When Herbert heard about the Magnation Water treatment system, he was extremely doubtful that it would solve a problem that had existed for so long. “We first tried the treatment on our house well, and we tested it by planting some strawberries and peppers, which are typically very sensitive plants.” For the first time ever, the Boron had no effect on the plants, which grew healthy and strong. It was after that experiment that Herbert decided to drill a well for his farm; hoping that the water treatment would eliminate the long-standing Boron issues. “Now we’re growing a lot of peppers — one of the most sensitive plants — and we have absolutely no problem with the water since using this treatment,” said Herbert. When he shares this experience with other growers, they have a hard time believing it. “It’s like a miracle, as far as I’m concerned,” said Herbert.

Facilitating seed germination

As the use of Magnation for organic farming flourishes, the more farmers are experimenting with new and different ways that the treatment can benefit their crops. The company has numerous examples of growers who are using the Magnation method to expedite seed germination in addition to treating their water.

Wayne Gularte has first-hand experience with using Magnation to help with seed germination. He and his family have been farming in the Salinas Valley for 25 years. With a keen interest in science (he studied quantum mechanics and other science-related subjects in college), his interest was piqued when he first heard about the Magnation water treatment and he decided to test it out on his organic farm.

“At the time, I was looking for something to help me get better seed germination, and the results we got after using Magnation were really impressive,” Gularte said. “Not only was the seed germination faster, but the plants were healthier and we were able to get the crops to harvest more quickly. After using Magnation for a couple of years with such a good outcome, I was convinced enough to have units installed on all of my irrigation pumps.”

Making the most of your water

Since Magnation is a low-cost, easily-deployed option for farmers, more and more organic growers are choosing to make the small investment that is required for them to reap the benefits of this simple, but powerful solution, according to the release.

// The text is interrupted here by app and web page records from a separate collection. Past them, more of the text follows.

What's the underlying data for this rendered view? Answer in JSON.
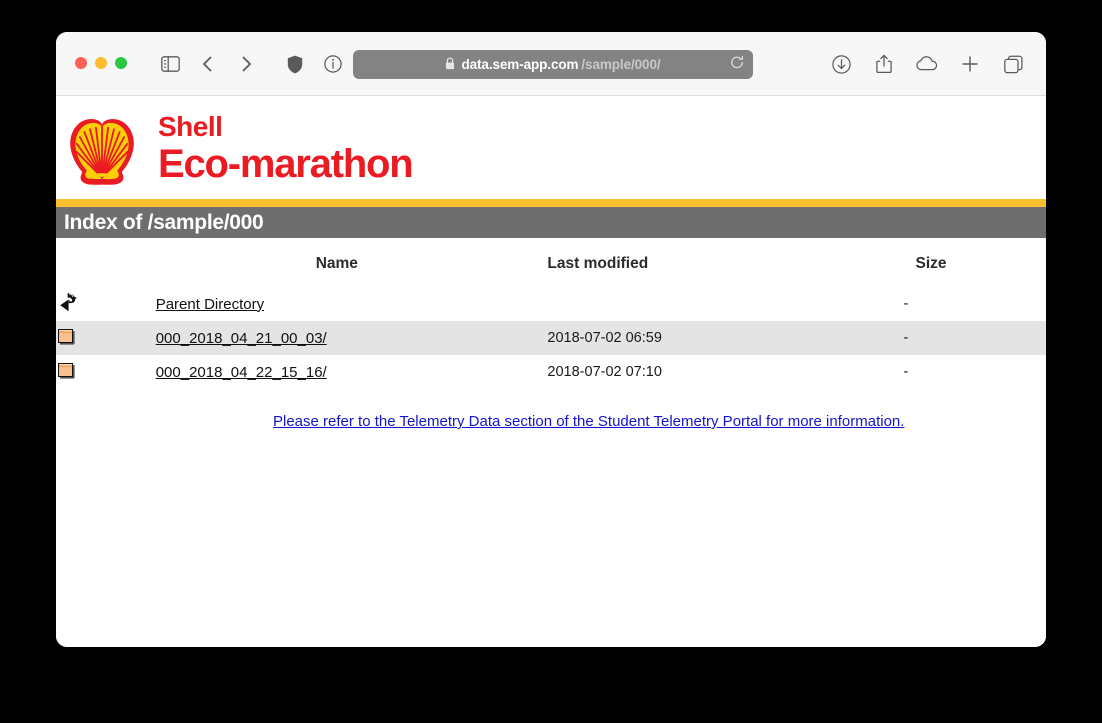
{
  "browser": {
    "traffic_lights": [
      "close",
      "minimize",
      "zoom"
    ],
    "address": {
      "host": "data.sem-app.com",
      "path": "/sample/000/",
      "secure_icon": "lock-icon",
      "reload_icon": "reload-icon"
    },
    "left_controls": [
      {
        "name": "sidebar-toggle-button",
        "icon": "sidebar-icon"
      },
      {
        "name": "back-button",
        "icon": "chevron-left-icon"
      },
      {
        "name": "forward-button",
        "icon": "chevron-right-icon"
      }
    ],
    "mid_controls": [
      {
        "name": "privacy-shield-button",
        "icon": "shield-icon"
      },
      {
        "name": "page-info-button",
        "icon": "info-circle-icon"
      }
    ],
    "right_controls": [
      {
        "name": "downloads-button",
        "icon": "download-icon"
      },
      {
        "name": "share-button",
        "icon": "share-icon"
      },
      {
        "name": "icloud-button",
        "icon": "cloud-icon"
      },
      {
        "name": "new-tab-button",
        "icon": "plus-icon"
      },
      {
        "name": "tab-overview-button",
        "icon": "tabs-icon"
      }
    ]
  },
  "brand": {
    "logo": "shell-pecten-logo",
    "line1": "Shell",
    "line2": "Eco-marathon",
    "color": "#ea1b22",
    "stripe_color": "#fbbe2e"
  },
  "index": {
    "title": "Index of /sample/000",
    "bar_color": "#6e6e6e"
  },
  "table": {
    "headers": {
      "name": "Name",
      "modified": "Last modified",
      "size": "Size"
    },
    "rows": [
      {
        "icon": "back-arrow-icon",
        "name": "Parent Directory",
        "modified": "",
        "size": "-",
        "highlighted": false
      },
      {
        "icon": "folder-icon",
        "name": "000_2018_04_21_00_03/",
        "modified": "2018-07-02 06:59",
        "size": "-",
        "highlighted": true
      },
      {
        "icon": "folder-icon",
        "name": "000_2018_04_22_15_16/",
        "modified": "2018-07-02 07:10",
        "size": "-",
        "highlighted": false
      }
    ]
  },
  "footer": {
    "link_text": "Please refer to the Telemetry Data section of the Student Telemetry Portal for more information.",
    "link_color": "#1414cc"
  }
}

As Paul Frey emphasizes, water research is still in its infancy. However, he is willing to agree that there is something to the Magnation approach: “For organic farmers… there’s certainly potential. Magnetic fields are natural. We live in magnetic fields… when you pump water, in general, it’s already moving through a magnetic field, albeit a weak one. Water cascading down mountains and rain falling is already being affected by the earth’s magnetic field. Water has moved naturally through magnetic fields for billions of years.”

The way Mike Thorp sees it, “Especially in these times of drought, it’s important to try something new. Desperate times call for different measures. I tell people, ‘I’d like to know how it works, but that’s really less important than the fact that it does work … and it does work.”

In the same way that organic farming takes a proactive approach as opposed to treating problems after they emerge, Magnation believes that its “pure” way of treating irrigation water to make it as naturally efficient as rain, is the key to minimizing issues with water, soil and crops. As evidenced by the organic farmers cited here, this approach is not only working on individual farms, but also supporting the growth of sustainable, organic agriculture for the future.